A second paroxysmal kinesigenic choreoathetosis locus (EKD2) mapping on 16q13-q22.1 indicates a family of genes which give rise to paroxysmal disorders on human chromosome 16.

@article{Valente2000ASP,
  title={A second paroxysmal kinesigenic choreoathetosis locus (EKD2) mapping on 16q13-q22.1 indicates a family of genes which give rise to paroxysmal disorders on human chromosome 16.},
  author={Enza Maria Valente and Si{\^a}n D Spacey and Gurusidheshwar M. Wali and Kailish P Bhatia and Peter H. Dixon and Nicholas Wood and M. Benjamin Davis},
  journal={Brain : a journal of neurology},
  year={2000},
  volume={123 ( Pt 10)},
  pages={2040-5}
}

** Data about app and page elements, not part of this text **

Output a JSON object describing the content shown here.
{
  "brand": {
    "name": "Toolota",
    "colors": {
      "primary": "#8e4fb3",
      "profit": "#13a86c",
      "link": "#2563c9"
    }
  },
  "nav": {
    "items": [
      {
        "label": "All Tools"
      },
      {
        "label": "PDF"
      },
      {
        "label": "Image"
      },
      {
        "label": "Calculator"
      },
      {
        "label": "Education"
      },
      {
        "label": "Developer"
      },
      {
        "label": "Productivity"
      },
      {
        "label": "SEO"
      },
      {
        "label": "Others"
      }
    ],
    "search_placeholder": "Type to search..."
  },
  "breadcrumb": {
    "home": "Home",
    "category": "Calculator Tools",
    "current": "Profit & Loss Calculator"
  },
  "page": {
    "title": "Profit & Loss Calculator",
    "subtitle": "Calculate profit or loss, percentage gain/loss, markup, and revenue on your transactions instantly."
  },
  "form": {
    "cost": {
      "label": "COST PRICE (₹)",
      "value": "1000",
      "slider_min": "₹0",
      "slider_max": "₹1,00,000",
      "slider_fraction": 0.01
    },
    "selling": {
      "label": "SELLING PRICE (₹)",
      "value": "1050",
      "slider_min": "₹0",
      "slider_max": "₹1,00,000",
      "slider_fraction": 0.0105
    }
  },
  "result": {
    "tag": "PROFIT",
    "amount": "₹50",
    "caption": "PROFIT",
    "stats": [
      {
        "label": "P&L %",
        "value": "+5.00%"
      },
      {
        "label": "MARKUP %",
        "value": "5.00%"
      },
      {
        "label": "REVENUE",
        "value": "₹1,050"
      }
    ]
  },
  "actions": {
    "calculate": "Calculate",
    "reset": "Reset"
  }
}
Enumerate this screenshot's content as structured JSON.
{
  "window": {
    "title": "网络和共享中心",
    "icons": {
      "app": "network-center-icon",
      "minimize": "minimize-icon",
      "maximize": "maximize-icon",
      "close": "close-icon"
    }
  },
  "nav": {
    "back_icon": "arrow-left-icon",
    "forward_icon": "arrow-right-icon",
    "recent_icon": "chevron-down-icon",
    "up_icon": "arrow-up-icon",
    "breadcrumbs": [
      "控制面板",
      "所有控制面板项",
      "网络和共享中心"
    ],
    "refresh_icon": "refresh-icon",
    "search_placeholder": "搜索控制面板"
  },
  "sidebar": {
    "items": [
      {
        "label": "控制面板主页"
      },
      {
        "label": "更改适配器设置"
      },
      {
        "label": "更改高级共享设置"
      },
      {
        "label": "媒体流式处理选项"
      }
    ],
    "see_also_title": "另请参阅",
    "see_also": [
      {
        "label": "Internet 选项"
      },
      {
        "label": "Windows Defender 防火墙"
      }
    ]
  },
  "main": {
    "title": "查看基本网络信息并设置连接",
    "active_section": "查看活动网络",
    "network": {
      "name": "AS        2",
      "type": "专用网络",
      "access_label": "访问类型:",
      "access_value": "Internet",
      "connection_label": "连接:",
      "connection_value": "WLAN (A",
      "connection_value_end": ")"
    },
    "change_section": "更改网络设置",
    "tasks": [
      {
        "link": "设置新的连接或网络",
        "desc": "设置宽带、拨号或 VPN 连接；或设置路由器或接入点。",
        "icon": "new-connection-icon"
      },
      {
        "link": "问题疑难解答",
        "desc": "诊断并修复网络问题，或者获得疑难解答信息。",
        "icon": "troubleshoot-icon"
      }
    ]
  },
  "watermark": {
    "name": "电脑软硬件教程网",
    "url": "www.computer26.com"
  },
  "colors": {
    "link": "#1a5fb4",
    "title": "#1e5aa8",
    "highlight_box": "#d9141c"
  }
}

Paroxysmal kinesigenic choreoathetosis (PKC) is a rare paroxysmal movement disorder characterized by recurrent and brief attacks of choreiform or dystonic movements triggered or exacerbated by sudden voluntary movements. Some patients with PKC also have a history of infantile afebrile convulsions. PKC can be sporadic, or familial with autosomal dominant inheritance. PKC has been mapped to the pericentromeric region of human chromosome 16 in several Japanese families and in an African-American… CONTINUE READING